Basic accounting principles are the fundamental bedrock concepts of the accountant's profession. Imagine a world where any company could produce a set of financial statements (accounts) without any rules or regulations to govern their preparation. Not exactly a recipe for success you'd say.
So the world has what are known as basic "Generally Accepted Accounting Principles" or GAAP for short.
And in most countries, company law dictates that all organisations must prepare their financial statements based on the GAAP applicable to them. Just take a browse in the business accounting section of your local book shop and you'll find not one, but many books covering these basic accounting principles.
And that's partly because there are such varying types of entities out there. So you could end up having different financial statements for charities (also called not-for-profit organisations), governments, large companies, small companies, public & private companies.

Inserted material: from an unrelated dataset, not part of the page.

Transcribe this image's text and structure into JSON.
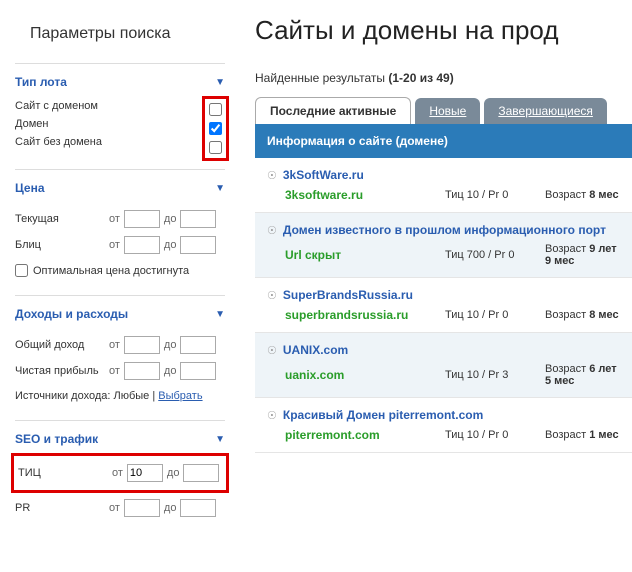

Our simple assertion is that the basic accounting principles should apply to all of them, but of course there are exceptions to every rule. As long as certain parties agree, it is possible to prepare the finacial statements without using GAAP - yes, they should still conform to most of the basic accounting principles - but ultimately it's the users of the financial statements that will decide this. These "users" are the "certain parties" we are referring to.
But for the vast majority pf public companies they have no choice but to follow GAAP. And if they stray from them, don't disclose that and somehow trick the auditors into missing it (surely not...Enron for anyone??) then the full force of the law could be brought against them.
A key area to understand with GAAP is that - as principles - they are open to interpretation. Another way of looking at it is that while the basic accounting principles will be well known to the accountants they are still only guidelines. Accountants still have to make estimates as to the value of certain items on the balance sheet.
For example, take a company that supplies food to supermarkets. It maintains stock (the food) that it's try to sell to supermarkets. When the company has to prepare its financial statements it has to estimate the value of the stock it still has in its warehouses. Simplistically, you could say that it should be what they paid for it. But what if it's been lying around for a long time? Can they still sell it? If not, then surely the value is less than what they paid for it. That's when the accountant's judgment will come in. Basic accounting principles will tell you to value at the lesser of cost or what you can really sell it for.
And of course this is where the expression "creative accounting" was born from. Taking plain, basic accounting principles and applying them in an unethical way so as to make your financial statements look different from what they should have. And that tricks shareholders, investors, employees and anyone who relies on the accounts into make decisions based on false information. And they can lose a lot of money in the process.